When many families sit around the Thanksgiving dinner table, there is a tradition of sharing something they are thankful for. It can be hard, however, to find the right words to express the unbound gratitude of the moment. That being said, this poem by a CYC student, 4th grader, Cameron, captures the overflowing gratitude that many of us experience during the holiday season. More than that, Cameron finds a way to say “thanks” for all of the little things that we so often forget to be thankful for. Like “looking fancy,” cooking enchiladas with mom, and, of course, pumpkin pie. Here is Cameron’s poem:

I am thankful for life. I am thankful for coming to the CYC. I’m thankful for family. I am thankful for my personality and curiosity and knowledge. I am thankful for shelter and living in a happy place. I am thankful for having a Wii U game and a bunch of books at my house to read, because I like reading. I’m thankful that the CYC has a fairy house and that we get to write about it. I’m thankful for choose your own adventure stories. I’m thankful for a pair of shoes and looking fancy.

I am thankful for air, and for my sister because she gives me ideas. She gave me ideas for making her a bouncy house, and anytime she’s sad we make her happy. I’m thankful for my grandpa and the furniture he made me and the picture he brought me that made me feel my spirit. He made chairs and tables and some wood so I can build stuff. One time he made one into a hockey stick so I can play hockey in the street. I’m thankful for Unsolved Mysteries because I love that show on TV.
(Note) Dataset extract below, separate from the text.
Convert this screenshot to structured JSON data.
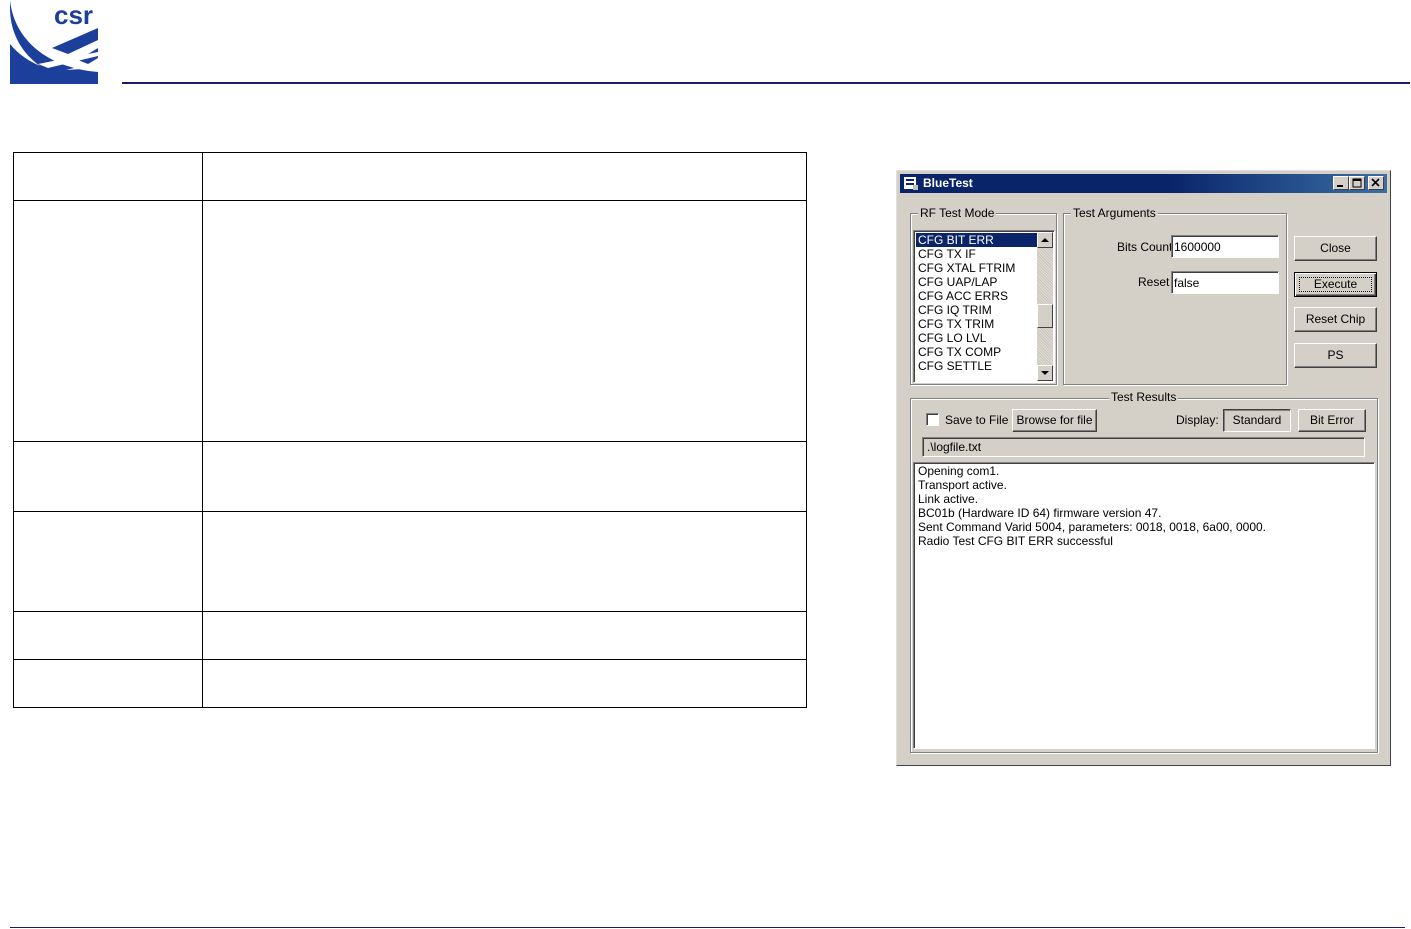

I’m thankful for my dad because, every time I do something wrong, he talks to me about it and tells me very important stuff that I need to know for life.

I’m thankful for my mom and she helps me cook. Last night I helped her cook enchiladas.

I’m thankful I’m going to MLK. We have our own soccer field. At my old school, me and my cousin and my friends used to ride the bus there and talk about Pokemon and stuff. When he comes over sometimes he helps me do my homework. He’s my old friend. He’s thirteen. But sometimes we feel like we’re brothers. My favorite thing to eat on Thanksgiving is pumpkin pie. My grandma always comes over for Thanksgiving. We’re making sweet potatoes. I don’t know how to make them. Some people just say you put love in them.